Task goal — Copy, from the material below, every line in which the word "Session" can be found.
_____
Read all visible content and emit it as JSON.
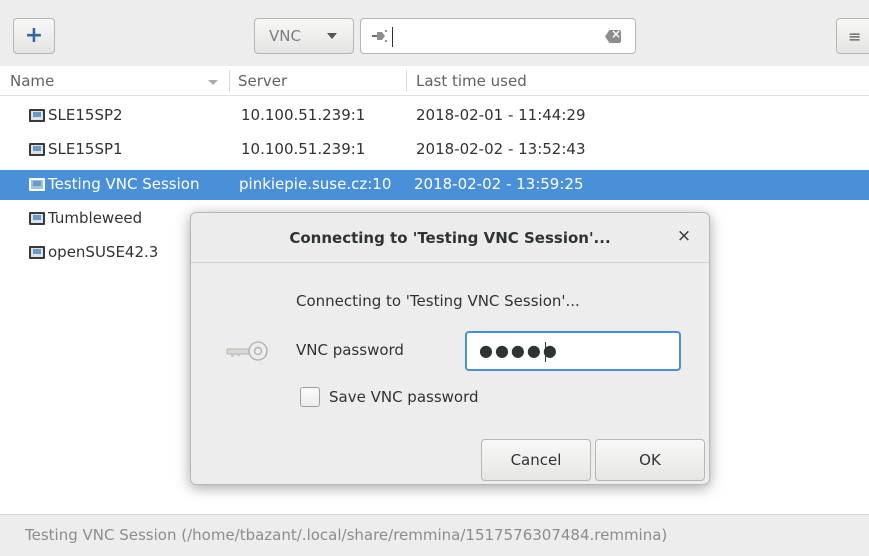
{
  "toolbar": {
    "protocol": "VNC",
    "search_value": ""
  },
  "columns": {
    "name": "Name",
    "server": "Server",
    "last_used": "Last time used"
  },
  "rows": [
    {
      "name": "SLE15SP2",
      "server": "10.100.51.239:1",
      "last": "2018-02-01 - 11:44:29"
    },
    {
      "name": "SLE15SP1",
      "server": "10.100.51.239:1",
      "last": "2018-02-02 - 13:52:43"
    },
    {
      "name": "Testing VNC Session",
      "server": "pinkiepie.suse.cz:10",
      "last": "2018-02-02 - 13:59:25",
      "selected": true
    },
    {
      "name": "Tumbleweed",
      "server": "",
      "last": ""
    },
    {
      "name": "openSUSE42.3",
      "server": "",
      "last": ""
    }
  ],
  "status": "Testing VNC Session (/home/tbazant/.local/share/remmina/1517576307484.remmina)",
  "dialog": {
    "title": "Connecting to 'Testing VNC Session'...",
    "close": "×",
    "message": "Connecting to 'Testing VNC Session'...",
    "password_label": "VNC password",
    "password_mask": "●●●●●",
    "save_label": "Save VNC password",
    "save_checked": false,
    "cancel": "Cancel",
    "ok": "OK"
  },
  "colors": {
    "selection": "#4a90d9",
    "accent": "#3465a4"
  }
}
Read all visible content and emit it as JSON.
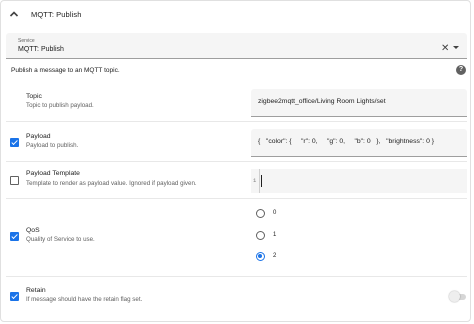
{
  "header": {
    "title": "MQTT: Publish"
  },
  "service": {
    "label": "Service",
    "value": "MQTT: Publish"
  },
  "description": "Publish a message to an MQTT topic.",
  "help_icon": "?",
  "fields": {
    "topic": {
      "name": "Topic",
      "description": "Topic to publish payload.",
      "value": "zigbee2mqtt_office/Living Room Lights/set"
    },
    "payload": {
      "name": "Payload",
      "description": "Payload to publish.",
      "enabled": true,
      "value": "{   \"color\": {     \"r\": 0,     \"g\": 0,     \"b\": 0   },   \"brightness\": 0 }"
    },
    "payload_template": {
      "name": "Payload Template",
      "description": "Template to render as payload value. Ignored if payload given.",
      "enabled": false,
      "line_number": "1"
    },
    "qos": {
      "name": "QoS",
      "description": "Quality of Service to use.",
      "enabled": true,
      "options": [
        "0",
        "1",
        "2"
      ],
      "selected": "2"
    },
    "retain": {
      "name": "Retain",
      "description": "If message should have the retain flag set.",
      "enabled": true,
      "toggle_on": false
    }
  },
  "colors": {
    "accent": "#1a73e8",
    "field_bg": "#f5f5f5"
  }
}
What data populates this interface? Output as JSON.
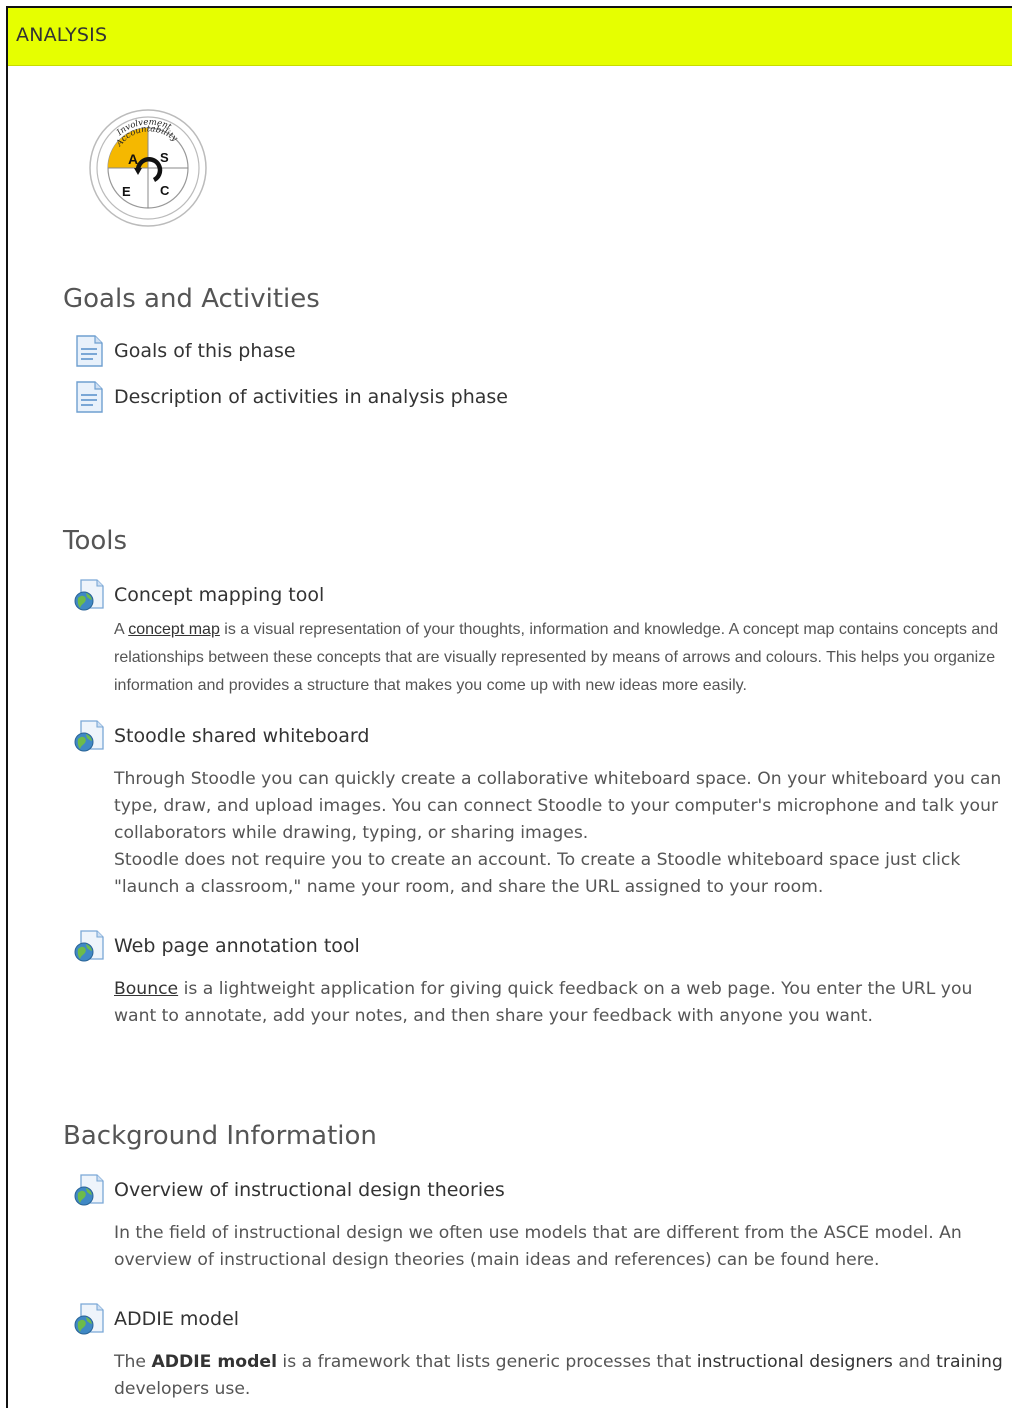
{
  "header": {
    "title": "ANALYSIS",
    "color": "#e6ff00"
  },
  "logo": {
    "icon": "asce-model-logo",
    "ring_text_outer": "Involvement",
    "ring_text_inner": "Accountability",
    "letters": [
      "A",
      "S",
      "E",
      "C"
    ],
    "accent": "#f5b800"
  },
  "sections": {
    "goals": {
      "title": "Goals and Activities",
      "items": [
        {
          "label": "Goals of this phase",
          "icon": "page-icon"
        },
        {
          "label": "Description of activities in analysis phase",
          "icon": "page-icon"
        }
      ]
    },
    "tools": {
      "title": "Tools",
      "items": [
        {
          "label": "Concept mapping tool",
          "icon": "web-link-icon",
          "desc_pre": "A ",
          "desc_link": "concept map",
          "desc_post": " is a visual representation of your thoughts, information and knowledge. A concept map contains concepts and relationships between these concepts that are visually represented by means of arrows and colours. This helps you organize information and provides a structure that makes you come up with new ideas more easily."
        },
        {
          "label": "Stoodle shared whiteboard",
          "icon": "web-link-icon",
          "desc_line1": "Through Stoodle you can quickly create a collaborative whiteboard space. On your whiteboard you can type, draw, and upload images. You can connect Stoodle to your computer's microphone and talk your collaborators while drawing, typing, or sharing images.",
          "desc_line2": "Stoodle does not require you to create an account. To create a Stoodle whiteboard space just click \"launch a classroom,\" name your room, and share the URL assigned to your room."
        },
        {
          "label": "Web page annotation tool",
          "icon": "web-link-icon",
          "desc_link": "Bounce",
          "desc_post": " is a lightweight application for giving quick feedback on a web page. You enter the URL you want to annotate, add your notes, and then share your feedback with anyone you want."
        }
      ]
    },
    "background": {
      "title": "Background Information",
      "items": [
        {
          "label": "Overview of instructional design theories",
          "icon": "web-link-icon",
          "desc": "In the field of instructional design we often use models that are different from the ASCE model. An overview of instructional design theories (main ideas and references) can be found here."
        },
        {
          "label": "ADDIE model",
          "icon": "web-link-icon",
          "desc_a": "The ",
          "desc_b": "ADDIE model",
          "desc_c": " is a framework that lists generic processes that ",
          "desc_d": "instructional designers",
          "desc_e": " and ",
          "desc_f": "training",
          "desc_g": " developers use."
        }
      ]
    }
  }
}
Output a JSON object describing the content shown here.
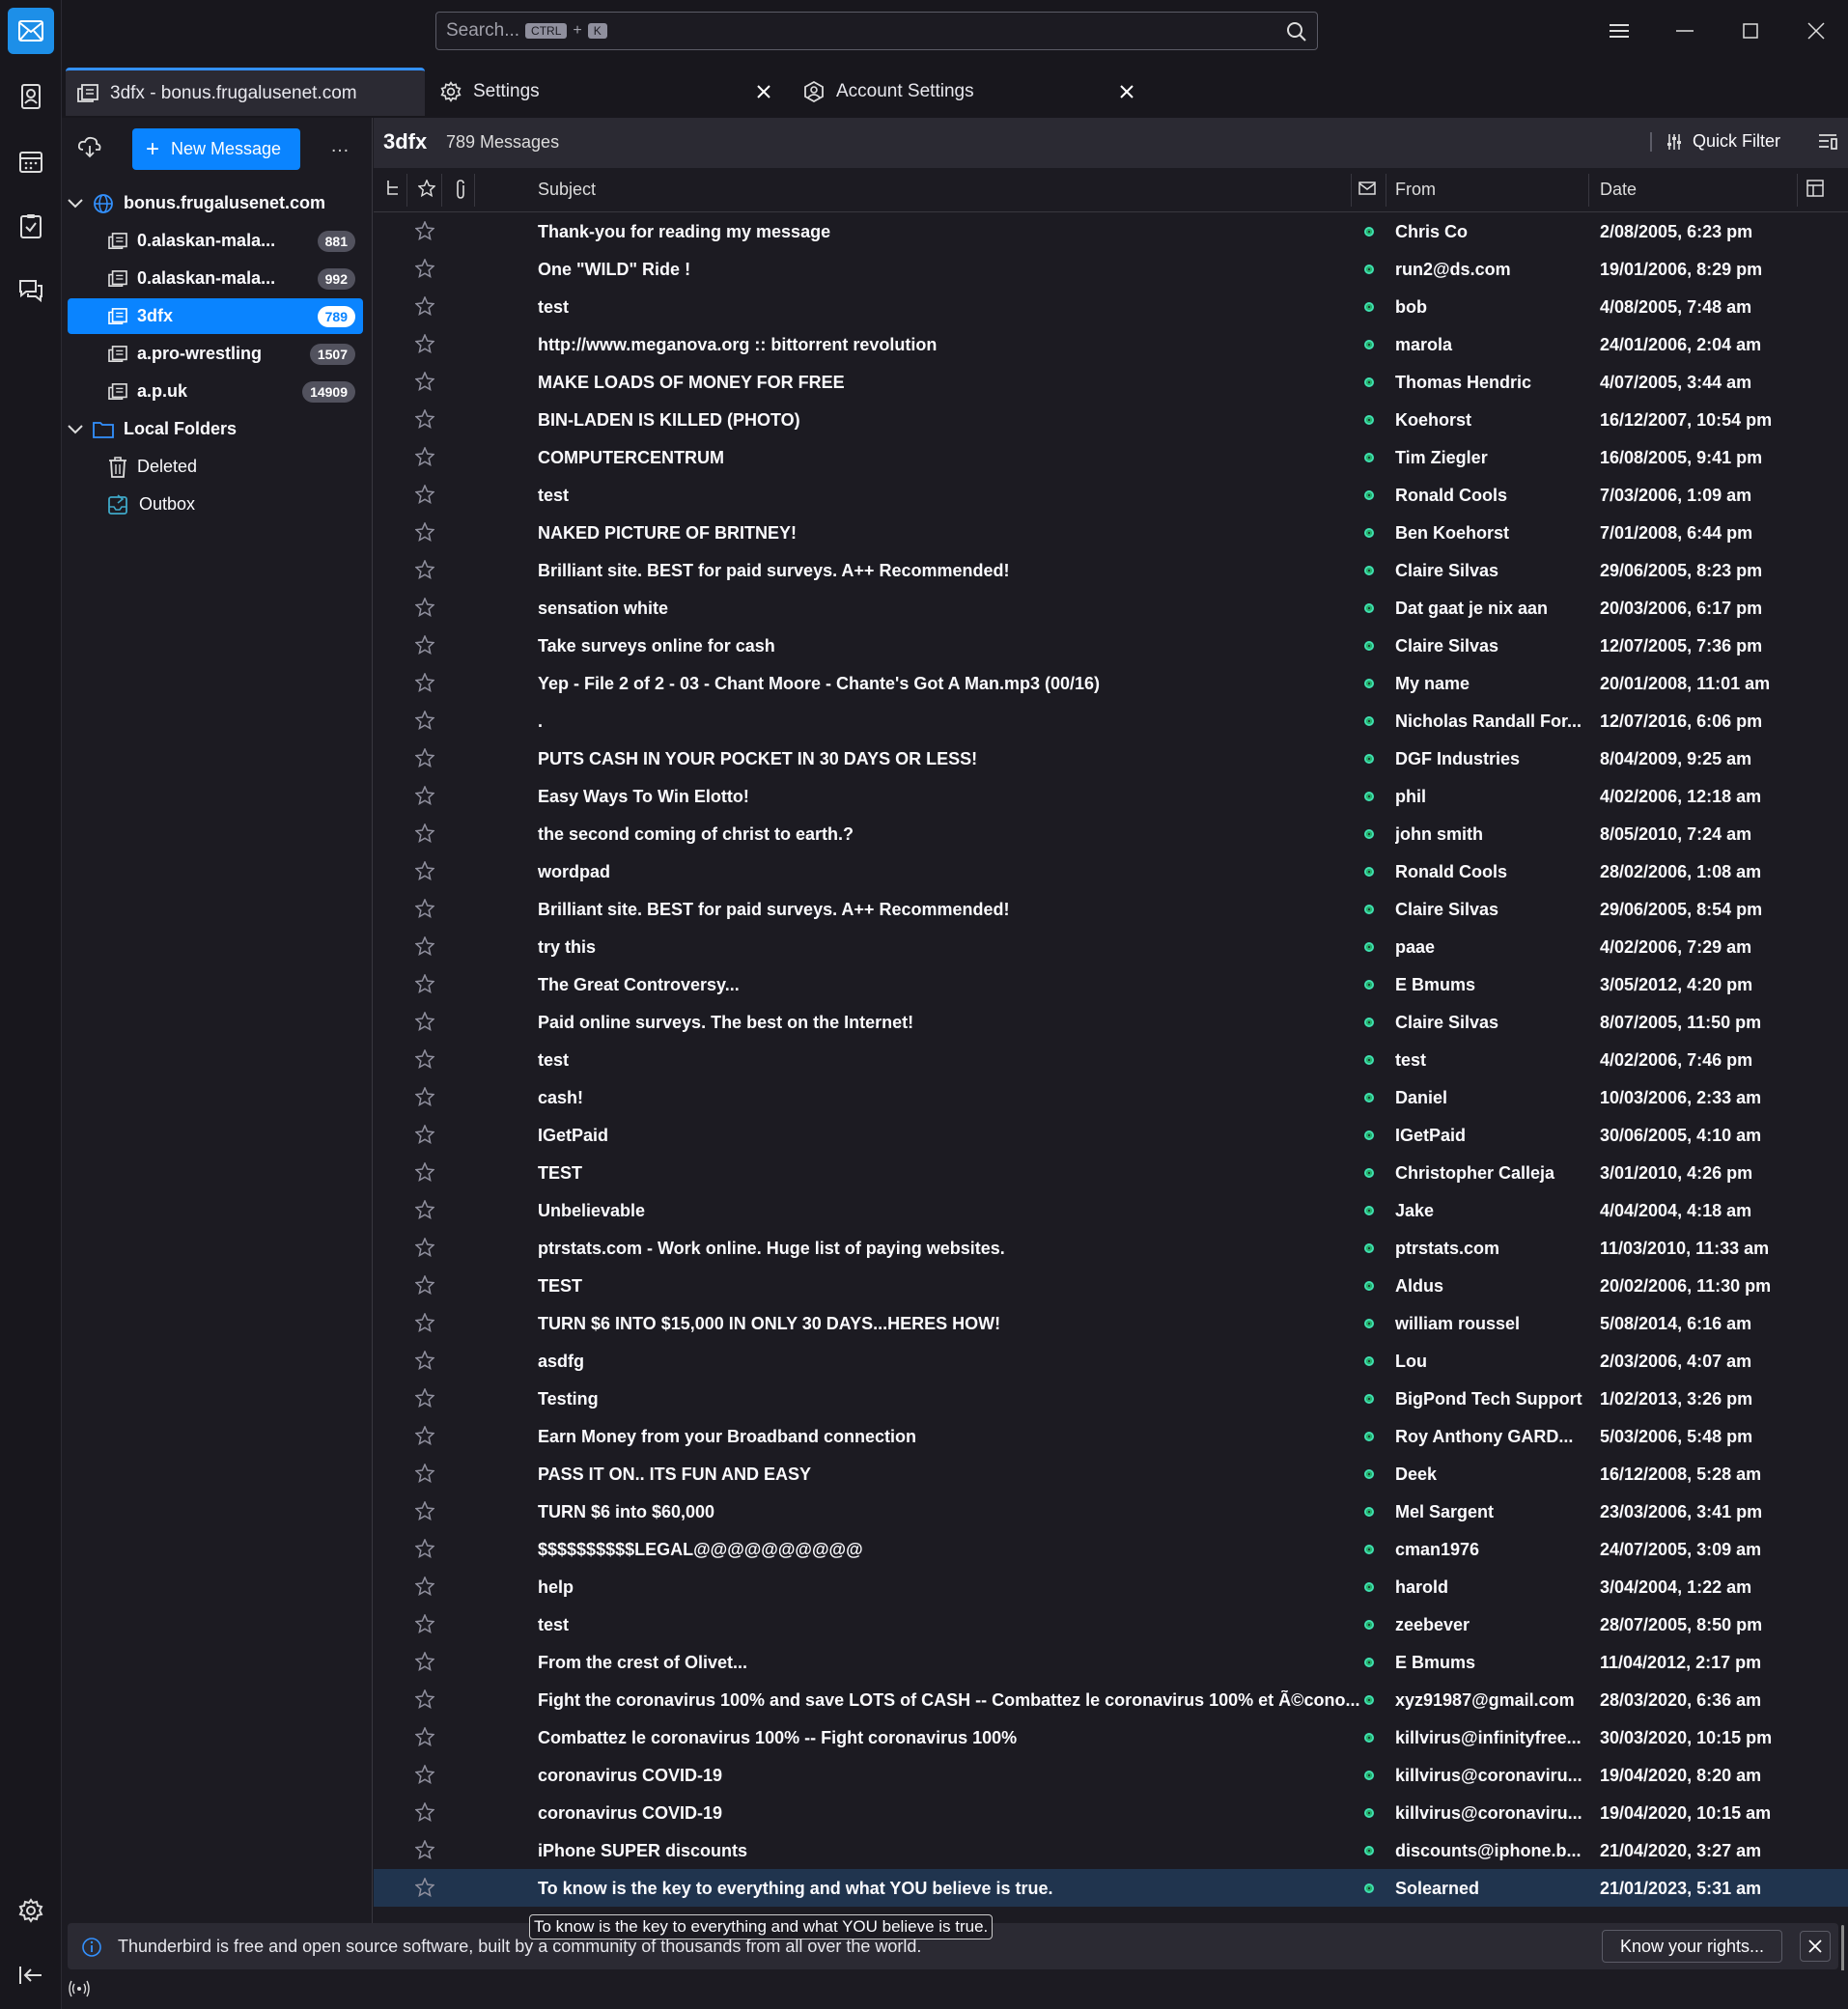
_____
Answer area —
      "name": "Testing VNC Session",
  "status": "Testing VNC Session (/home/tbazant/.local/share/remmina/1517576307484.remmina)",
    "title": "Connecting to 'Testing VNC Session'...",
    "message": "Connecting to 'Testing VNC Session'...",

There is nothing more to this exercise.